The first step in Spring pruning of Hybrid Teas, Grandifloras, Floribundas and Climbing roses is to remove any canes that are dead or just old and non-productive.
These canes are usually gray in color and scaly. To prune hybrid tea and grandiflora roses follow certain principles including:
- High pruning for more flowers earlier or low pruning for fewer, bigger flowers later
- Pruning to remove weak and crisscrossing canes
- Removing growth an inch below a canker
- Removal of damaged, dead, or broken canes back to healthy growth
- Removing sucker growth as close as possible to main root.
Fall pruning is lighter than in the Spring and consists of removing twiggy and unproductive growth along with any crossing or dead canes. All foliage is left on the bush at this time. Labor Day is a good time to do the fall "grooming."
Climbers are not pruned in the same manner as Hybrid Teas. To encourage growth of more flowering laterals and stimulate production of new canes, you should not cut back long canes unless they are outgrowing the allotted space. Avoid severe pruning for the first two or three years after planting, as it takes this long for most climbers to mature. During this period, remove all dead and weak canes and spent blooms
Everblooming varieties -- Cut back to two or three bud eyes all laterals that bore flowers during the past year. Remove any dead, diseased or twiggy growth. For established plants, oldest canes are removed annually at the base. Remaining canes are repositioned and secured, if necessary.
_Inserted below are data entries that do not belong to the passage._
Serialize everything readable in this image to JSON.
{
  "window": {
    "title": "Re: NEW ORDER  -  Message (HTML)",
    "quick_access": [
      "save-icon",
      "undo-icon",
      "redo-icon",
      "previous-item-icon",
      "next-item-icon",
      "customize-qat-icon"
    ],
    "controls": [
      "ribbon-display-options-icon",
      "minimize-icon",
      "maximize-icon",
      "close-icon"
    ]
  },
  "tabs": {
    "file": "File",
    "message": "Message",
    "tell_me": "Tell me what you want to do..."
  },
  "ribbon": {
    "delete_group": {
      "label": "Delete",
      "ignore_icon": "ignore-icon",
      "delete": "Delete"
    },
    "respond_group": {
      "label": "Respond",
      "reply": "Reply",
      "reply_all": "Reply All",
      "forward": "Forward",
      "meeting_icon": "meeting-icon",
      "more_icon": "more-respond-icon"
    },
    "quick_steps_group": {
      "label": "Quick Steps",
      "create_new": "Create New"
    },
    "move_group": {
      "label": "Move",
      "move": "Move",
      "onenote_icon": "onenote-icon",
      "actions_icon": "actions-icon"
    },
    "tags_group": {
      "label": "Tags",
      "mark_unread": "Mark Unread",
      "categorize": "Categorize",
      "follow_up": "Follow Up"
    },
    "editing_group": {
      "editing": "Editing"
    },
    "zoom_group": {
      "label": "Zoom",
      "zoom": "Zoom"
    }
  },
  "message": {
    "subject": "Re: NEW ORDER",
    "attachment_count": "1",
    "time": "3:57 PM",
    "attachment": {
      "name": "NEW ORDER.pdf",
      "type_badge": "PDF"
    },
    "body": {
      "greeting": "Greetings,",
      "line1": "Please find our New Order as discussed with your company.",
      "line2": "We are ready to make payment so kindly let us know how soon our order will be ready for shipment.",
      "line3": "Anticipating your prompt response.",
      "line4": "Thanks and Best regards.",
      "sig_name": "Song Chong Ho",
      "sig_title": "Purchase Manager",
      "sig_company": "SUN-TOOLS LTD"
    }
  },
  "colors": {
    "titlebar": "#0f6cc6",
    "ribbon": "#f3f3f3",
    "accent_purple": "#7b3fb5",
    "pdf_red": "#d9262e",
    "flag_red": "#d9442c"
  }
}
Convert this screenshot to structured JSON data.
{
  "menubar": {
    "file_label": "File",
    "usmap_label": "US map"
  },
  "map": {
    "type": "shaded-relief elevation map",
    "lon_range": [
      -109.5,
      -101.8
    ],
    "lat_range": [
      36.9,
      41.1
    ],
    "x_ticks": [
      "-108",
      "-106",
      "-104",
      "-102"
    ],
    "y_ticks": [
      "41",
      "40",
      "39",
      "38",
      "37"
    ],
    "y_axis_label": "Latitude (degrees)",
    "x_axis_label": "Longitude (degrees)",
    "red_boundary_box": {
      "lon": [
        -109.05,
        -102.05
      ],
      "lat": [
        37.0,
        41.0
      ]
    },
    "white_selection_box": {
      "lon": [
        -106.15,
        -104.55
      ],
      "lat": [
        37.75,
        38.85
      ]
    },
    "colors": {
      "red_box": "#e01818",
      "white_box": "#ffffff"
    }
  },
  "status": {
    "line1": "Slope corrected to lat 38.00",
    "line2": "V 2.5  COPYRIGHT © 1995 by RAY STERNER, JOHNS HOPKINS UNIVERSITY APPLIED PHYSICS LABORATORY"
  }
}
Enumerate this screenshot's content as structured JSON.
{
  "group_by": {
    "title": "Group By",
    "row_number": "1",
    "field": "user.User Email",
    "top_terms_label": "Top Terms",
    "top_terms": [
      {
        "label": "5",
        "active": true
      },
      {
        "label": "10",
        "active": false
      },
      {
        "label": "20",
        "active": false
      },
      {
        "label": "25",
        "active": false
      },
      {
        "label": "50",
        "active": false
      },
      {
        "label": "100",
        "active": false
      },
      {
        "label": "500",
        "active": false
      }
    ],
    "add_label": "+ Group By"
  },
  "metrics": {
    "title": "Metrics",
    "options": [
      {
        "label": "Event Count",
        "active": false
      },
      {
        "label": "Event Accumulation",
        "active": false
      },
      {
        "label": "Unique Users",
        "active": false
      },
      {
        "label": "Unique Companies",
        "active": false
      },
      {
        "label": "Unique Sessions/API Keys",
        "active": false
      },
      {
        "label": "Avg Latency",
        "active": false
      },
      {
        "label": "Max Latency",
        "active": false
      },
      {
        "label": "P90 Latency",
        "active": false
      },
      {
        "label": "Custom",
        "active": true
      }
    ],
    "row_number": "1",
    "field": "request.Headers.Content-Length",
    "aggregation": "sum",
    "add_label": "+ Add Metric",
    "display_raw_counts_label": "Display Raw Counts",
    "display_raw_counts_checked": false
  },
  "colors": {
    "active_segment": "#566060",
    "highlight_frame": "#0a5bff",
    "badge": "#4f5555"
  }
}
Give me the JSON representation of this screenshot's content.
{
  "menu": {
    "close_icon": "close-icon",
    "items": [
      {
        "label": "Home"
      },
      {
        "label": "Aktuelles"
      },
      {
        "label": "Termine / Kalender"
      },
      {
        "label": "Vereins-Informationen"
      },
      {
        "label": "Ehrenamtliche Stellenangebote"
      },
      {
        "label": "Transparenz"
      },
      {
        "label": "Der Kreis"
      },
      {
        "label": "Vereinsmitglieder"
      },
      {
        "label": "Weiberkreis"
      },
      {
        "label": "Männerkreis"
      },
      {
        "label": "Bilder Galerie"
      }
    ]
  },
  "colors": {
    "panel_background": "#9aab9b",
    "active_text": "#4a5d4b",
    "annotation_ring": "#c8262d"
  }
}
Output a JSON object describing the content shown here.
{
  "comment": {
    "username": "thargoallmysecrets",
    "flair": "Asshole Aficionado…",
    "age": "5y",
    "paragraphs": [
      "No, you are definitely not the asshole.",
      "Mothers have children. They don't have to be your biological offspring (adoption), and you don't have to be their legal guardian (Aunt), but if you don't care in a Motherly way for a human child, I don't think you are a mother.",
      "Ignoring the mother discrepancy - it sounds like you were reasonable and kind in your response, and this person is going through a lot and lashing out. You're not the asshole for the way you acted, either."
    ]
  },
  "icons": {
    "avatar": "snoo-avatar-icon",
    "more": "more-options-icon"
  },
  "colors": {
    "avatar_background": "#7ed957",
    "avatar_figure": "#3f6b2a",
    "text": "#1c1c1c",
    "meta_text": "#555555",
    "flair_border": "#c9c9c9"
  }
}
For routine maintenance, remove all spent blooms and cut back to a strong bud eye.
“We can complain because rose bushes have thorns, or rejoice because thorn bushes have roses.” Abraham Lincoln